  42. 42.  Copyrights of works of the countries mentioned in theInternational Copyright Order are protected in India, as ifsuch works are Indian works. Copyright of nationals of countries who are members ofthe Berne Convention for the Protection of Literary andArtistic Works, Universal Copyright Convention and theTRIPS Agreement are protected in India through theInternational Copyright Order.
  43. 43.  To secure protection to Indian works in foreign countries, India hasbecome a member of the following international conventions oncopyright and neighboring (related) rights Berne Convention for the Protection of Literary and Artistic works. Universal Copyright Convention. Convention for the Protection of Producers of Phonograms againstUnauthorised Duplication of their Phonograms. Multilateral Convention for the Avoidance of Double Taxation of CopyrightRoyalties. Trade Related Aspects of Intellectual Property Rights (TRIPS) Agreement.
  44. 44.  Collective administration of copyright is a concept where managementand protection of copyright in works are undertook by a society ofowners of such works No owner of copyright in any work can keep track of all the usesothers make of his work. When he becomes a member of a nationalcopyright society, that society, is able to keep a better vigil over theuses made of that work throughout the country and collect dueroyalties from the users of those works. Because of the country’s membership in international conventions, thecopyright societies are able to have reciprocal agreements withsimilar societies in other countries for collecting royalties for the usesof Indian works in those countries.
  45. 45.  A copyright society is a registered collective administrationsociety. Such a society is formed by copyright owners. The minimum membership required for registration of asociety is seven. A copyright society can issue or grant licenses in respect ofany work in which copyright subsists or in respect of any otherright given by the Copyright Act.
  46. 46.  Issue licenses in respect of the rights administered by thesociety. Collect fees in pursuance of such licenses. Distribute such fees among owners of copyright aftermaking deductions for the administrative expenses.

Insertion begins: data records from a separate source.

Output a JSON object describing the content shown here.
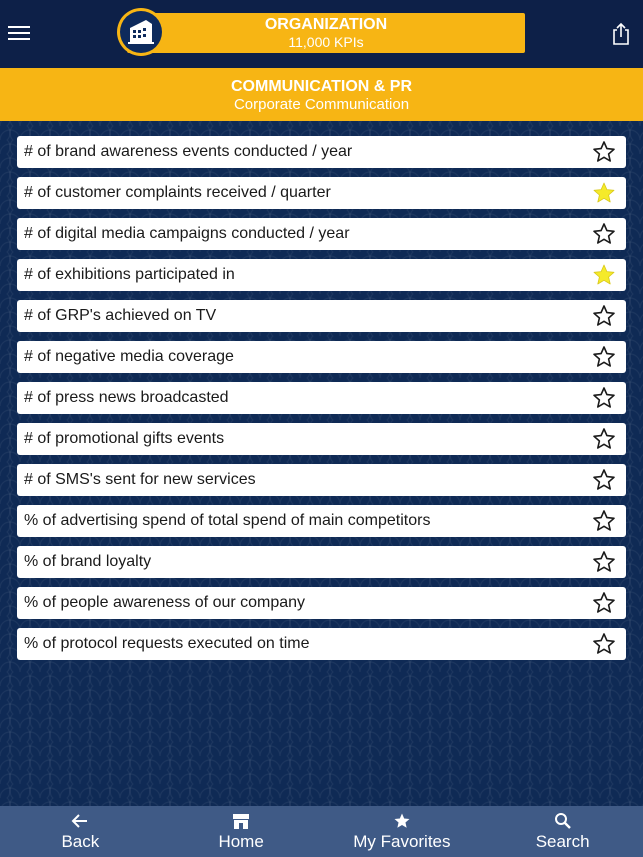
{
  "header": {
    "org_title": "ORGANIZATION",
    "org_subtitle": "11,000 KPIs",
    "icons": {
      "menu": "menu-icon",
      "logo": "building-icon",
      "share": "share-icon"
    }
  },
  "category": {
    "title": "COMMUNICATION & PR",
    "subtitle": "Corporate Communication"
  },
  "kpis": [
    {
      "label": "# of brand awareness events conducted / year",
      "favorite": false
    },
    {
      "label": "# of customer complaints received / quarter",
      "favorite": true
    },
    {
      "label": "# of digital media campaigns conducted / year",
      "favorite": false
    },
    {
      "label": "# of exhibitions participated in",
      "favorite": true
    },
    {
      "label": "# of GRP's achieved on TV",
      "favorite": false
    },
    {
      "label": "# of negative media coverage",
      "favorite": false
    },
    {
      "label": "# of press news broadcasted",
      "favorite": false
    },
    {
      "label": "# of promotional gifts events",
      "favorite": false
    },
    {
      "label": "# of SMS's sent for new services",
      "favorite": false
    },
    {
      "label": "% of advertising spend of total spend of main competitors",
      "favorite": false
    },
    {
      "label": "% of brand loyalty",
      "favorite": false
    },
    {
      "label": "% of people awareness of our company",
      "favorite": false
    },
    {
      "label": "% of protocol requests executed on time",
      "favorite": false
    }
  ],
  "colors": {
    "star_favorite": "#f5ea2a",
    "star_outline": "#1a1a1a",
    "accent": "#f7b514",
    "nav_bg": "#3f5a86"
  },
  "nav": {
    "back": "Back",
    "home": "Home",
    "favorites": "My Favorites",
    "search": "Search"
  }
}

  47. 47.  Society for Copyright Regulation of Indian Producers for Film andTelevision (SCRIPT) 135 Continental Building, Dr. A.B.Road, Worli, Mumbai 400 018, (for cinematograph and televisionfilms). The Indian Performing Right Society Limited (IPRS), 208, GoldenChambers, 2nd Floor, New Andheri Link Road, Andheri (W), Mumbai-400 058 (for musical works). Phonographic Performance Limited (PPL) Flame Proof EquipmentBuilding, B.39, Off New Link Road, Andheri (West), Mumbai 400 053

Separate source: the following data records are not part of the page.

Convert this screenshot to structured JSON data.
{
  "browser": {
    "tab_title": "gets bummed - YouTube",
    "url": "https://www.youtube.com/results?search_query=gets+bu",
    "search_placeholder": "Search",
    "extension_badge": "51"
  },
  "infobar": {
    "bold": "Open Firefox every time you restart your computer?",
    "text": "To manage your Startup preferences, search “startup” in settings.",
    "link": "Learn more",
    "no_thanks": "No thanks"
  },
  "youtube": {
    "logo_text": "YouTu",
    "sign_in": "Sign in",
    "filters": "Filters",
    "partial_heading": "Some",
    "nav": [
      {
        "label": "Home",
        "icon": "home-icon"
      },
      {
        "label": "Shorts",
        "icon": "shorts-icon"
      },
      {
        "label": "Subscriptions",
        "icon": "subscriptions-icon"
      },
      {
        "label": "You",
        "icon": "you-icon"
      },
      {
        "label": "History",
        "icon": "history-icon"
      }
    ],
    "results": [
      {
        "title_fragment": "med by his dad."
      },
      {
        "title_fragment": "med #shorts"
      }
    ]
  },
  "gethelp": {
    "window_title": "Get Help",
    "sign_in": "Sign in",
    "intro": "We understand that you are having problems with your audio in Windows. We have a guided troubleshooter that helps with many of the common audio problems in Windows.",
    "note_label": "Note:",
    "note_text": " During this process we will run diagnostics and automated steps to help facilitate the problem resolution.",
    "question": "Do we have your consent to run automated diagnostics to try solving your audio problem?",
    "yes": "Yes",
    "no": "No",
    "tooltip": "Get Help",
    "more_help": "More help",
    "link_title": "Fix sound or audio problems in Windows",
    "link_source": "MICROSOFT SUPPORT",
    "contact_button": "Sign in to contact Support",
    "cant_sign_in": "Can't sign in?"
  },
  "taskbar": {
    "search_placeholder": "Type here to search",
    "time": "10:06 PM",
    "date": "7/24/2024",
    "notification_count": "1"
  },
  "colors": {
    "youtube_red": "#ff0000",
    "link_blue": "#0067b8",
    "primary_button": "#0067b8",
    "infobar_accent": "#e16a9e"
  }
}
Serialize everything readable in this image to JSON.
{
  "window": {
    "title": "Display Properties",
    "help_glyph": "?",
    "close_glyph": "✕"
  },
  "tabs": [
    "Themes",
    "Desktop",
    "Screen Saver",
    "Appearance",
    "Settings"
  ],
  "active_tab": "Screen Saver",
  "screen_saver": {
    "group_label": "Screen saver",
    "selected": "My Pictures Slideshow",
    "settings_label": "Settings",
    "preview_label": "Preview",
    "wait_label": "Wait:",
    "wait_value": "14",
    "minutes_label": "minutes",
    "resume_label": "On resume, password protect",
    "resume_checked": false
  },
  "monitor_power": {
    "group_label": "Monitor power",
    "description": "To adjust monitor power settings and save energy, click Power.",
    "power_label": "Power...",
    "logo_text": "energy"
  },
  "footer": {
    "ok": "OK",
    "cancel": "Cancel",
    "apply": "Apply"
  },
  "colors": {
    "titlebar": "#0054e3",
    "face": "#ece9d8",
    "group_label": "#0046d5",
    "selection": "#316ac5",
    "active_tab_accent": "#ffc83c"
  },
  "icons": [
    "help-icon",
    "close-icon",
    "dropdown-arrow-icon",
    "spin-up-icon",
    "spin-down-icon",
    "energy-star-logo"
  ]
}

  48. 48.  Making infringing copies for sale or hire or selling or lettingthem for hire; Permitting any place for the performance of works in publicwhere such performance constitutes infringement ofcopyright; Distributing infringing copies for the purpose of trade or tosuch an extent so as to affect prejudicially the interest of theowner of copyright ; Public exhibition of infringing copies by way of trade; and Importation of infringing copies into India.

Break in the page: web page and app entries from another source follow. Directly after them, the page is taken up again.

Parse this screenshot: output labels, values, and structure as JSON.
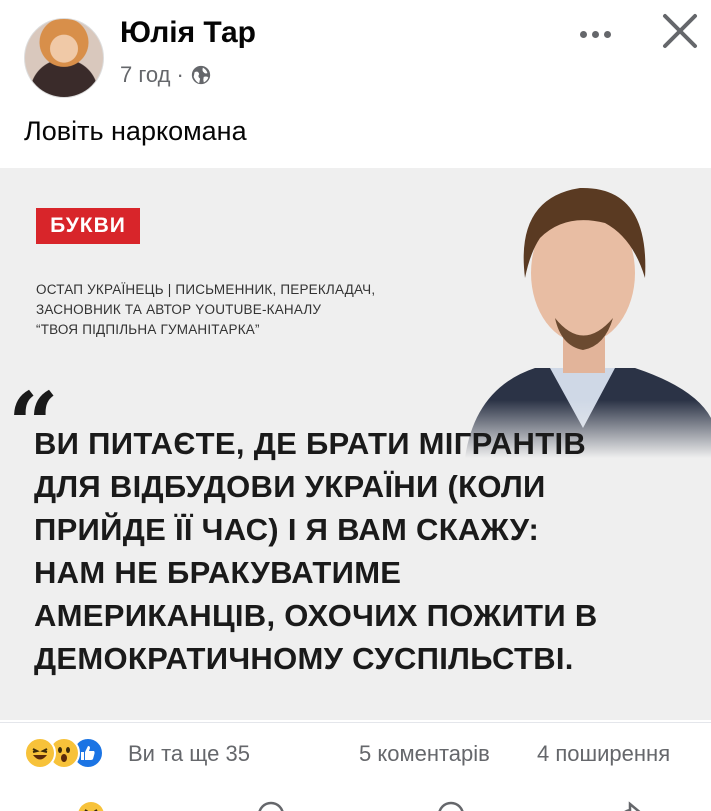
{
  "post": {
    "author": "Юлія Тар",
    "time": "7 год",
    "separator": "·",
    "text": "Ловіть наркомана"
  },
  "image": {
    "badge": "БУКВИ",
    "bio_lines": [
      "Остап Українець | письменник, перекладач,",
      "засновник та автор YouTube-каналу",
      "“Твоя підпільна Гуманітарка”"
    ],
    "quote_mark": "“",
    "quote_lines": [
      "Ви питаєте, де брати мігрантів",
      "для відбудови України (коли",
      "прийде її час) і я вам скажу:",
      "нам не бракуватиме",
      "американців, охочих пожити в",
      "демократичному суспільстві."
    ]
  },
  "footer": {
    "reactions_text": "Ви та ще 35",
    "comments": "5 коментарів",
    "shares": "4 поширення",
    "reaction_icons": [
      "haha-icon",
      "wow-icon",
      "like-icon"
    ]
  },
  "colors": {
    "badge": "#d8252a",
    "meta_text": "#65676b",
    "like_blue": "#1b74e4",
    "emoji_yellow": "#f7c23a"
  }
}
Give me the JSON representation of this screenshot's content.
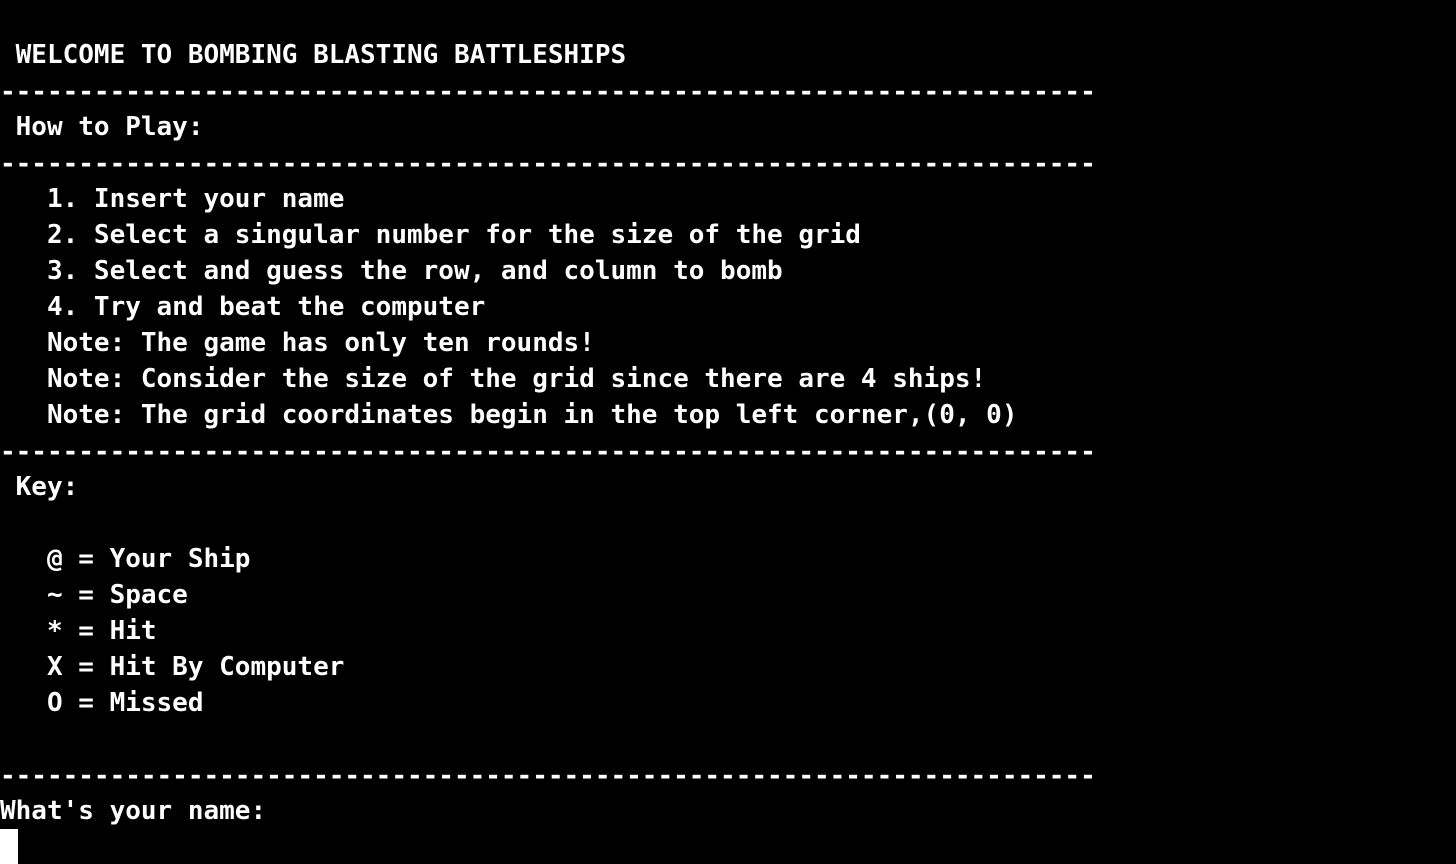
{
  "colors": {
    "background": "#000000",
    "text": "#ffffff",
    "cursor": "#ffffff"
  },
  "terminal": {
    "title_line": " WELCOME TO BOMBING BLASTING BATTLESHIPS",
    "rule": "----------------------------------------------------------------------",
    "how_to_play_heading": " How to Play:",
    "instructions": [
      "   1. Insert your name",
      "   2. Select a singular number for the size of the grid",
      "   3. Select and guess the row, and column to bomb",
      "   4. Try and beat the computer",
      "   Note: The game has only ten rounds!",
      "   Note: Consider the size of the grid since there are 4 ships!",
      "   Note: The grid coordinates begin in the top left corner,(0, 0)"
    ],
    "key_heading": " Key:",
    "key_items": [
      "   @ = Your Ship",
      "   ~ = Space",
      "   * = Hit",
      "   X = Hit By Computer",
      "   O = Missed"
    ],
    "prompt": "What's your name:",
    "input_value": ""
  }
}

  49. 49.  A copyright owner can take legal action against any person whoinfringes the copyright in the work. The copyright owner is entitledto remedies by way of injunctions, damages and accounts. The District Court concerned has the jurisdiction in civil suitsregarding copyright infringement The minimum punishment for infringement of copyright isimprisonment for six months with the minimum fine of Rs.50,000/-. In the case of a second and subsequent conviction theminimum punishment is imprisonment for one year and fine of Rs.one lakh.